## DATA SECTION
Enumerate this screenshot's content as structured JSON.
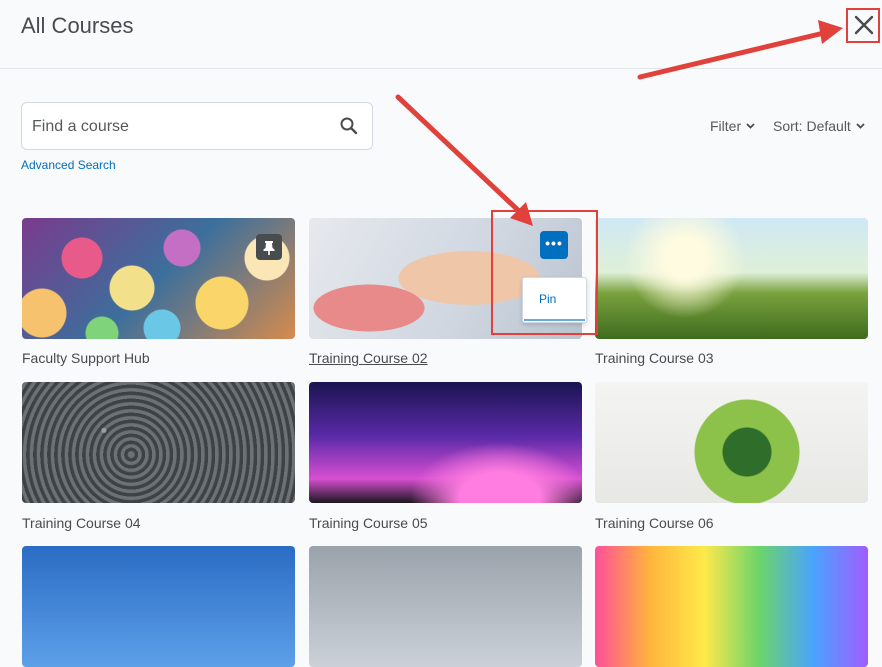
{
  "header": {
    "title": "All Courses"
  },
  "search": {
    "placeholder": "Find a course",
    "advanced_label": "Advanced Search"
  },
  "toolbar": {
    "filter_label": "Filter",
    "sort_label": "Sort: Default"
  },
  "courses": [
    {
      "title": "Faculty Support Hub",
      "pinned": true
    },
    {
      "title": "Training Course 02",
      "pinned": false
    },
    {
      "title": "Training Course 03",
      "pinned": false
    },
    {
      "title": "Training Course 04",
      "pinned": false
    },
    {
      "title": "Training Course 05",
      "pinned": false
    },
    {
      "title": "Training Course 06",
      "pinned": false
    }
  ],
  "context_menu": {
    "pin_label": "Pin"
  },
  "colors": {
    "accent": "#006fbf",
    "annotation": "#e0413b",
    "text": "#494c4e"
  }
}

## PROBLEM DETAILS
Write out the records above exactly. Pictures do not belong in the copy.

## TASK ANSWER
Enumerate this screenshot's content as structured JSON.
{
  "header": {
    "title": "All Courses"
  },
  "search": {
    "placeholder": "Find a course",
    "advanced_label": "Advanced Search"
  },
  "toolbar": {
    "filter_label": "Filter",
    "sort_label": "Sort: Default"
  },
  "courses": [
    {
      "title": "Faculty Support Hub",
      "pinned": true
    },
    {
      "title": "Training Course 02",
      "pinned": false
    },
    {
      "title": "Training Course 03",
      "pinned": false
    },
    {
      "title": "Training Course 04",
      "pinned": false
    },
    {
      "title": "Training Course 05",
      "pinned": false
    },
    {
      "title": "Training Course 06",
      "pinned": false
    }
  ],
  "context_menu": {
    "pin_label": "Pin"
  },
  "colors": {
    "accent": "#006fbf",
    "annotation": "#e0413b",
    "text": "#494c4e"
  }
}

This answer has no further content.